• EXERCISE GOAL: List all lines of the data containing the word "Historical".

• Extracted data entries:
= = =

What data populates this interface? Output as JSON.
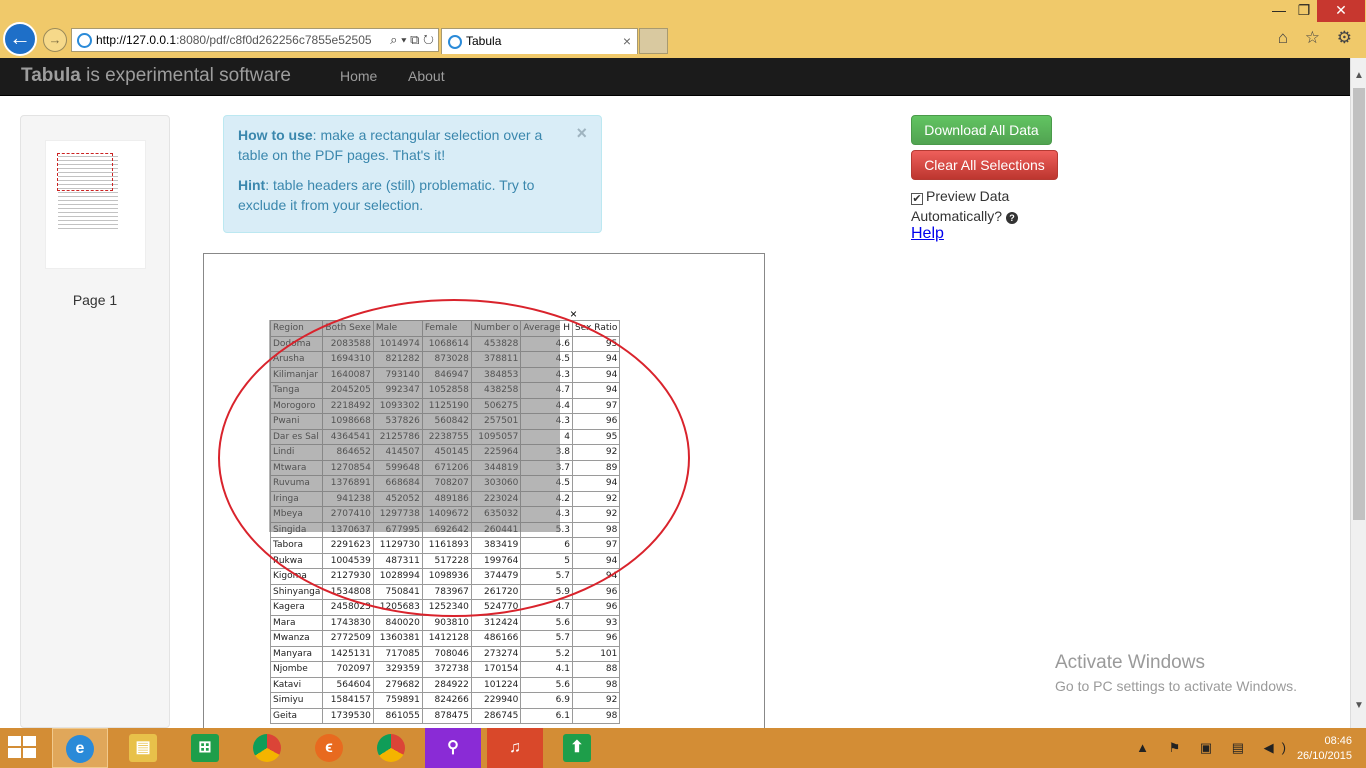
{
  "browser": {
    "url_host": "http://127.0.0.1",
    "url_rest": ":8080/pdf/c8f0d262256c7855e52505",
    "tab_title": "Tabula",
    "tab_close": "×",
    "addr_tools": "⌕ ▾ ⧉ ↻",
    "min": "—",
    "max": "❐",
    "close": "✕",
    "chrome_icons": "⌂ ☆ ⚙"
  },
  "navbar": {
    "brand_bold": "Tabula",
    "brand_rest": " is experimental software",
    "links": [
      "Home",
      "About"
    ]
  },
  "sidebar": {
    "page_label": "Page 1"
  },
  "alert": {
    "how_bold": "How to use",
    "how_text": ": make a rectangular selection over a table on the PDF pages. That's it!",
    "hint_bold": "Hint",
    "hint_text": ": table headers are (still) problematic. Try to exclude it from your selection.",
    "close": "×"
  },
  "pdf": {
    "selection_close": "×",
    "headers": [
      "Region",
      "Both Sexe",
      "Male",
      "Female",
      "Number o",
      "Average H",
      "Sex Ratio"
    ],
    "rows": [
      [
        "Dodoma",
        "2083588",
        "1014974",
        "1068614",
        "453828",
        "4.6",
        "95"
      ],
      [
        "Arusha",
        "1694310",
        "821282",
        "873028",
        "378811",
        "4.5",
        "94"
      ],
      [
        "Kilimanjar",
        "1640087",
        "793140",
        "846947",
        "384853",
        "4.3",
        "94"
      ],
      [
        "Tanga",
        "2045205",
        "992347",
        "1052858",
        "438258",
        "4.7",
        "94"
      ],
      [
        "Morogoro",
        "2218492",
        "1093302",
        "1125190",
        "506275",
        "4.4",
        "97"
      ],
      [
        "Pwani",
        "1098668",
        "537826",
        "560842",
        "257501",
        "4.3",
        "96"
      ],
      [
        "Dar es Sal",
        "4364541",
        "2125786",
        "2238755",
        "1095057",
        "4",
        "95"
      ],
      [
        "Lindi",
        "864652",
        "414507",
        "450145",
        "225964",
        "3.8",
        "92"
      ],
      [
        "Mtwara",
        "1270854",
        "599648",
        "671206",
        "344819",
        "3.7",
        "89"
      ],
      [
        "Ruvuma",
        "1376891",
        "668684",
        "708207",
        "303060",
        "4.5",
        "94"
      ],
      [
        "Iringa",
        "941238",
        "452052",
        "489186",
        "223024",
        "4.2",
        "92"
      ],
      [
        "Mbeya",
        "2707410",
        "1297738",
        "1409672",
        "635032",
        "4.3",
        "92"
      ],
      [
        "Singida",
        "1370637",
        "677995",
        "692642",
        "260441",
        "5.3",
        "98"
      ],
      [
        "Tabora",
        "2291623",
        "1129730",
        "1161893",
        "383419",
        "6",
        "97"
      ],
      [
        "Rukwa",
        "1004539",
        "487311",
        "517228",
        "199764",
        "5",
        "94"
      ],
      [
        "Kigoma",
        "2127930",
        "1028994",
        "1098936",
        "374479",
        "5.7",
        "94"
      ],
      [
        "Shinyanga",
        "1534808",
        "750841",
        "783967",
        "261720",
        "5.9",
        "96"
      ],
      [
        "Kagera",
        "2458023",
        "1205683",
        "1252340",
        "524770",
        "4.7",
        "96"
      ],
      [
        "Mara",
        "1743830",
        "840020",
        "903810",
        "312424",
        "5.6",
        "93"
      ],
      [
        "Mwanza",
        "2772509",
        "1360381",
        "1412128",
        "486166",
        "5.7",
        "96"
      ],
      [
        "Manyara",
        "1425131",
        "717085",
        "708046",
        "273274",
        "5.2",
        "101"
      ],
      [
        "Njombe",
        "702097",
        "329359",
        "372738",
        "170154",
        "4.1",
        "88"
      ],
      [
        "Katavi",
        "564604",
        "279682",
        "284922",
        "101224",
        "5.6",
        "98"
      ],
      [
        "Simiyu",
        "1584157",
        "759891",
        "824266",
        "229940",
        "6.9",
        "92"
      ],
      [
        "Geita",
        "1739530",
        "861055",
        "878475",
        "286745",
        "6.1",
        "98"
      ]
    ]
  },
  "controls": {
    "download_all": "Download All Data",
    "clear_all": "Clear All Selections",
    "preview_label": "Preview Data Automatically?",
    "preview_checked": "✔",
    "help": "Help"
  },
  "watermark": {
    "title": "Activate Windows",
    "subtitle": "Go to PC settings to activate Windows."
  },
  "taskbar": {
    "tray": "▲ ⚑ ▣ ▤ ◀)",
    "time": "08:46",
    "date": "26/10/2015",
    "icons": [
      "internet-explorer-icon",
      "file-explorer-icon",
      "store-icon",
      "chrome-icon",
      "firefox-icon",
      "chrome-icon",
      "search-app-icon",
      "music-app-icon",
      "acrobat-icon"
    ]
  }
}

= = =

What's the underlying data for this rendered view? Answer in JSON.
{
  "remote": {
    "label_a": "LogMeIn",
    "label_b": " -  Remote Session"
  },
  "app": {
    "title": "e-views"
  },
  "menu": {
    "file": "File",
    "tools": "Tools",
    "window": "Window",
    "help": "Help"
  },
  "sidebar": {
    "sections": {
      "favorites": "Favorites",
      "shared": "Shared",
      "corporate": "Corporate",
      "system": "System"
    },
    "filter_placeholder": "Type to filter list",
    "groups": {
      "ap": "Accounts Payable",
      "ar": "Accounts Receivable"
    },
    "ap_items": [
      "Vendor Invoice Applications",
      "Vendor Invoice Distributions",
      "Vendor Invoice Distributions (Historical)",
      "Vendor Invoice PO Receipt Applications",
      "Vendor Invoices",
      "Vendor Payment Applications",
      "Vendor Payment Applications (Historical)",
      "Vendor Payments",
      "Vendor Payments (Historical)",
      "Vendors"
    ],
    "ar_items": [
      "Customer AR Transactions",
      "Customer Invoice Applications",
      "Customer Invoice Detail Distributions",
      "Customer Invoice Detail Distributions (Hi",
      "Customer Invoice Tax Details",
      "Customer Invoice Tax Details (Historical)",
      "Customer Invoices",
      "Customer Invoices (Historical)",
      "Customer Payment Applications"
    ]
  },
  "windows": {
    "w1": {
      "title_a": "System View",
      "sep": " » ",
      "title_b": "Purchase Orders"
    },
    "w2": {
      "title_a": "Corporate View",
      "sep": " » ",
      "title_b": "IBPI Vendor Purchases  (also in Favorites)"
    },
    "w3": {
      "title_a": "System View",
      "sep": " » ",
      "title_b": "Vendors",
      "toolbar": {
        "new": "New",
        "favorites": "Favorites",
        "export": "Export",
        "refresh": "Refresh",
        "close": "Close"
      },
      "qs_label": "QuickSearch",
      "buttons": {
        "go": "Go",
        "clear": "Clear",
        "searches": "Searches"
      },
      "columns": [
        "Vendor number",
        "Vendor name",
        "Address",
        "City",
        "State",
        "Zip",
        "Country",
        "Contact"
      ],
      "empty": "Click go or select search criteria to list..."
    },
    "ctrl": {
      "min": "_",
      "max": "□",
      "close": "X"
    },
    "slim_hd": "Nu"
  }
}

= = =

• THE COMPLETED TASK:
      "Vendor Invoice Distributions (Historical)",
      "Vendor Payment Applications (Historical)",
      "Vendor Payments (Historical)",
      "Customer Invoice Tax Details (Historical)",
      "Customer Invoices (Historical)",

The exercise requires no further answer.